Enjoying the challenge of each property being unique, Andrew represents sellers, landlords, buyers and tenants nationwide in sophisticated real estate transactions for retail, industrial and office properties. At every stage of a transaction, he works closely with clients to strategize a successful deal; collaborates with municipalities, title companies, brokers and escrow agents; and astutely overcomes obstacles as they arise. Although Andrew primarily serves on the firm’s Retail Real Estate team, he guides clients across multiple industries, including helping clients in the cannabis and alcohol & beverage sectors as they navigate quickly changing regulatory issues of development, leasing and tenancy.

Andrew also has experience serving as local counsel for borrowers and lenders on loans secured by real estate in Tennessee ranging from single-asset loans to multistate, portfolio and capital market loans.

Photo of Mikah Roberts Mikah Roberts

Mikah helps clients build their businesses and develop their communities through commercial real estate transactions.

Mikah had grown up hearing that she’d make a good attorney—and then she realized as a student that she genuinely would be good at it. Legal practice was

Mikah helps clients build their businesses and develop their communities through commercial real estate transactions.

Mikah had grown up hearing that she’d make a good attorney—and then she realized as a student that she genuinely would be good at it. Legal practice was a combination of reading, learning and researching, all of which she’d always been passionate about, as well as an opportunity to help others and serve as a resource.

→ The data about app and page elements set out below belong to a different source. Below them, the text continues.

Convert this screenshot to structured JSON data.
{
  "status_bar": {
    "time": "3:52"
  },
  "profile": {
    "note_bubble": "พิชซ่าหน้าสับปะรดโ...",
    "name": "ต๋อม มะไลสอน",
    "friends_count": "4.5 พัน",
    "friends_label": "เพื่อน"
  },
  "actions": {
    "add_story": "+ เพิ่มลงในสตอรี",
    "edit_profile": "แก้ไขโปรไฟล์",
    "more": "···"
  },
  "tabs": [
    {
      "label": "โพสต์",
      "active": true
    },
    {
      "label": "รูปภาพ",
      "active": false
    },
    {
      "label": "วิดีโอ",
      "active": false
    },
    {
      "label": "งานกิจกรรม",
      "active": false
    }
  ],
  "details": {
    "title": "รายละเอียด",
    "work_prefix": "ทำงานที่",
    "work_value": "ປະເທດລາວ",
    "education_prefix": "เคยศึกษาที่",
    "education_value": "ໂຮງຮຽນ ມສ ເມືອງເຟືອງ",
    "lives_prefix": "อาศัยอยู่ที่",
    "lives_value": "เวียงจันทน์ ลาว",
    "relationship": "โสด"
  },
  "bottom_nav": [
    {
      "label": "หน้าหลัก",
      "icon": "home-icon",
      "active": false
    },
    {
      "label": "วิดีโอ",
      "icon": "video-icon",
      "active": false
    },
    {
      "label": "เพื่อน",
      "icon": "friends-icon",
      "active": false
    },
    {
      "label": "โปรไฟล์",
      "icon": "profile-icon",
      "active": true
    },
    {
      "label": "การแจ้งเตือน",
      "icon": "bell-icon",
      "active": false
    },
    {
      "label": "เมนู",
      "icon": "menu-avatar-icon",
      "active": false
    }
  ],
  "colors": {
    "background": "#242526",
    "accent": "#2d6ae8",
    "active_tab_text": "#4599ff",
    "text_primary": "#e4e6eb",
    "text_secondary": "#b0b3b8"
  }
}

After enrolling in law school, Mikah discovered quickly that her calling was transactional law. She was drawn to the idea of leaving both sides better off, and she loved the collaboration transactions fostered. Her time as a Husch Blackwell summer associate sparked an interest specific to real estate transactions: Mikah was struck by the concrete way that real estate developed communities, and she knew she would value playing a role in both Chattanooga and client communities further afield. Now a full associate at the firm, Mikah handles both commercial leasing and real property purchase and sale.

With a focus on client service, Mikah draws on the extensive direct client experience she gained very early in her career. As a law student, Mikah served as a clerk for the Legal Aid Society of Middle Tennessee & the Cumberlands, where she worked one on one with clients to resolve tax matters. The experience showed her how much clients depend on sound legal advice and assistance from their attorney, and she learned how to ask the right questions to provide the best support. Clients value Mikah’s eye for detail, her interest in their business needs and her commitment to helping them reach their goals.